Feminist movers and shakers focused on contraception, HIV/AIDS/STI prevention and sexual violence can benefit from pro-active strategies for incorporating the wide range of human desire and the positive benefits of sexuality into their work. How do the lessons of the sex-positive movement apply today? This workshop will introduce participants to the vibrant history of sex-positive feminism as a response to the exclusion of women’s desire and sexual autonomy in feminist understandings of oppression, and help participants develop practical sex-positive skills as educators and activists addressing sexuality and health issues.
I was so excited to be present for this panel on sex positive feminism, led by Jenna Mellor and Meredith Zoltick of HIPS, DC. They opened with an ice breaker exercise that demonstrated the way that words around sex and identities are often stigmatized, and went on to make a list of the perceived benefits and harms of “sex”, in whatever way you define it.
The list looked like this:
Benefits of “sex”:
increases blood flow
money (also could be drugs, shelter, food)
knowing your body
learn new things
Harms of “sex”:
emotional roller coaster
lack of power and control
isolation from your family, community, religion
discomfort or physical pain
drop out of school
After we made this list together, the facilitators noted that most of the things that are focused on in the media are on the “harms” list:
pregnancy, assault, HIV/AIDS, discomfort, etc.
So as a group, we discussed some reasons that there are might be more emotions listed on the harm side. And we came to the question of motives and consent. How do the harms and benefits influence how people consent to sex? How can you have a rich conversation around consent without also talking about your agency as a partner? How do you form your own personal choices from a place that’s personal and something that you want? How do you make the benefits side of the list more a part of your life than the harms?
It’s also important to remember that you often have no idea what benefits and harms are in play for someone else. So you should have humility about the fact that these aren’t the same for everyone, and they change over time.
We wrapped the session by trying to put together a loose definition of “sex positivity”, since it can be so difficult to define and is a relatively new term. We came up with the following:
respecting decisions of others
embracing your own needs and desires
being able to communicate and be affirmed
rejecting essentialist idea about what sexuality is

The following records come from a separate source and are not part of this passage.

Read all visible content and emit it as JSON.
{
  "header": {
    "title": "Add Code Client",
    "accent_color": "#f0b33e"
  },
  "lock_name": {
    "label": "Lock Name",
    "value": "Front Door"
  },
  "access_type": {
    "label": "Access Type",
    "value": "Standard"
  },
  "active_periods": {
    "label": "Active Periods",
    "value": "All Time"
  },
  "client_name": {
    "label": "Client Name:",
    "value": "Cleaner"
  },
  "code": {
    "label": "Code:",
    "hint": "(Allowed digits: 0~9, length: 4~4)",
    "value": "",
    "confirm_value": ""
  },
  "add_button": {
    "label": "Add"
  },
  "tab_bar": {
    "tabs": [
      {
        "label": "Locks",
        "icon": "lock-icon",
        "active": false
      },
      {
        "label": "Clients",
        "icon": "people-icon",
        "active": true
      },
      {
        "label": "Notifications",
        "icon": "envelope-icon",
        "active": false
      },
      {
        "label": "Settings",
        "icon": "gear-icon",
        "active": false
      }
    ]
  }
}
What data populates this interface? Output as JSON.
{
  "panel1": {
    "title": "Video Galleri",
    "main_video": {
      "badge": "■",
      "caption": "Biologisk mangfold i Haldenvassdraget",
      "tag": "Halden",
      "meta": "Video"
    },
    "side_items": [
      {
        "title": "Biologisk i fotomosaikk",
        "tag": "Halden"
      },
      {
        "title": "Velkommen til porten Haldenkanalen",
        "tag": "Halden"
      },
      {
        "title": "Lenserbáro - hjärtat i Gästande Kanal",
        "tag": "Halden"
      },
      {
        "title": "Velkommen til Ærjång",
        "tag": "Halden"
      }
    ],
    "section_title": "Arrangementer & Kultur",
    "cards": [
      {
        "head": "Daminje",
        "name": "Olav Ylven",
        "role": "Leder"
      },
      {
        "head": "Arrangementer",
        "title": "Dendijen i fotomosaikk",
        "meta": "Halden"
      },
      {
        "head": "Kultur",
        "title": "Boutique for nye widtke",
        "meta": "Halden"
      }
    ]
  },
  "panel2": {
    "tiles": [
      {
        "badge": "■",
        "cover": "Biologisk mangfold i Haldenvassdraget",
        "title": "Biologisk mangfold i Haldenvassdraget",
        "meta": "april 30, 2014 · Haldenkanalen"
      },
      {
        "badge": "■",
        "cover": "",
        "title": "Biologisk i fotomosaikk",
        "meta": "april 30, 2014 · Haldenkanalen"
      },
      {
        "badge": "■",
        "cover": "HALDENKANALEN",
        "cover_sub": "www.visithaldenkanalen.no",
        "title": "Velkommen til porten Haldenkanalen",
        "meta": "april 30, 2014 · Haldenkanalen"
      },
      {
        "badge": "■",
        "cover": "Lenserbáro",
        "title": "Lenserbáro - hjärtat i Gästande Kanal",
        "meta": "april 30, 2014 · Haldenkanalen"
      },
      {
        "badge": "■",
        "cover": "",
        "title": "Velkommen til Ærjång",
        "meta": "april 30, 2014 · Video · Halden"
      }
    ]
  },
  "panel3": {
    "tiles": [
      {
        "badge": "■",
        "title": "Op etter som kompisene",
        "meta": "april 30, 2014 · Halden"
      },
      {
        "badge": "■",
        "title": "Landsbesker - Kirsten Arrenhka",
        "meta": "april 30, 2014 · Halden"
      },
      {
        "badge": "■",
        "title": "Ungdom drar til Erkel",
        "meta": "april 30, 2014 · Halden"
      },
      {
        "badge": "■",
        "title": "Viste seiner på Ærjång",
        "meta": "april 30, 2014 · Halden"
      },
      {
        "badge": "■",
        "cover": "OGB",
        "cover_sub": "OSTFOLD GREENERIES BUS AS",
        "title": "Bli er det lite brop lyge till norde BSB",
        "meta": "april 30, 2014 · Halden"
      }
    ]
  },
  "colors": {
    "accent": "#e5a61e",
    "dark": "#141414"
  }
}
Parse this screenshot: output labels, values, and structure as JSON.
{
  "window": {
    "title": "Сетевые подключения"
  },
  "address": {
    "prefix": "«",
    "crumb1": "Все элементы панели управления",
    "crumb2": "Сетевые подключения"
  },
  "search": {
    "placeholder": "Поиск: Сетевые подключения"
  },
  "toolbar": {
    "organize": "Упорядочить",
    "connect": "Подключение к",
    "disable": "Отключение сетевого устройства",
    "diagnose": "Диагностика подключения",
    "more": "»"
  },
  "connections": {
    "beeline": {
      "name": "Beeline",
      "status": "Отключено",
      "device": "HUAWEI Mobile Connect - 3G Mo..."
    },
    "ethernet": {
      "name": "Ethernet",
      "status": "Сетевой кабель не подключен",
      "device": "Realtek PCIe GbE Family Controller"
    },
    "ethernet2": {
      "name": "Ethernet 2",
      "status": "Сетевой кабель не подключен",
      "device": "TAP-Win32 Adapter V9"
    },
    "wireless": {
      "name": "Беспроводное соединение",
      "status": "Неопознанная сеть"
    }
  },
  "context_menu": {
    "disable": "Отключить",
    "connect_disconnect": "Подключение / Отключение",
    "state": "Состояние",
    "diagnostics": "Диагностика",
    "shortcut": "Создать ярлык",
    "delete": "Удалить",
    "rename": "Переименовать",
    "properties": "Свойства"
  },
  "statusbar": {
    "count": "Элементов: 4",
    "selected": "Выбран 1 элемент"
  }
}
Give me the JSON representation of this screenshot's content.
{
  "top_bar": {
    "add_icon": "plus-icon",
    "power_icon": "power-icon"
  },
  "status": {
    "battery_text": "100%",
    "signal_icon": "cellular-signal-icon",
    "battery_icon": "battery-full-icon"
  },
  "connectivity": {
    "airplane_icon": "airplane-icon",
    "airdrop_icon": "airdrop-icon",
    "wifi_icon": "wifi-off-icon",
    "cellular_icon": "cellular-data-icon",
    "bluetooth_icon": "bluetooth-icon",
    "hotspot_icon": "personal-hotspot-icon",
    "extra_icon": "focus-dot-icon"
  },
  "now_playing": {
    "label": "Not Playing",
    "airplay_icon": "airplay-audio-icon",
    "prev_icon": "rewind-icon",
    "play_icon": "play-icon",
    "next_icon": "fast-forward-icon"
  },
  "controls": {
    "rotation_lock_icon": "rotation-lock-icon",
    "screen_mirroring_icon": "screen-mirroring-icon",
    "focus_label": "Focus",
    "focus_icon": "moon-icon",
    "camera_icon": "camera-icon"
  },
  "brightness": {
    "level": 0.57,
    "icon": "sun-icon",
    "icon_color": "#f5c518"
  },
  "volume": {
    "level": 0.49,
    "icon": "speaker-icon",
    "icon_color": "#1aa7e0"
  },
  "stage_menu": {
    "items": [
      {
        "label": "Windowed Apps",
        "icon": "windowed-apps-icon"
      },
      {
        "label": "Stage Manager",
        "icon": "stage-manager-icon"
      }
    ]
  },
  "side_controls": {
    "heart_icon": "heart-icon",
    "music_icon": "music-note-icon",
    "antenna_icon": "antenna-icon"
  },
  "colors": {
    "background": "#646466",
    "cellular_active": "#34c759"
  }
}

OR understanding these ideas and modifying them for yourself
living in the complicated messy space
For an example of some rad sex positivity in the face of extreme shaming tactics, check Maya’s recent post on Ross Douthat.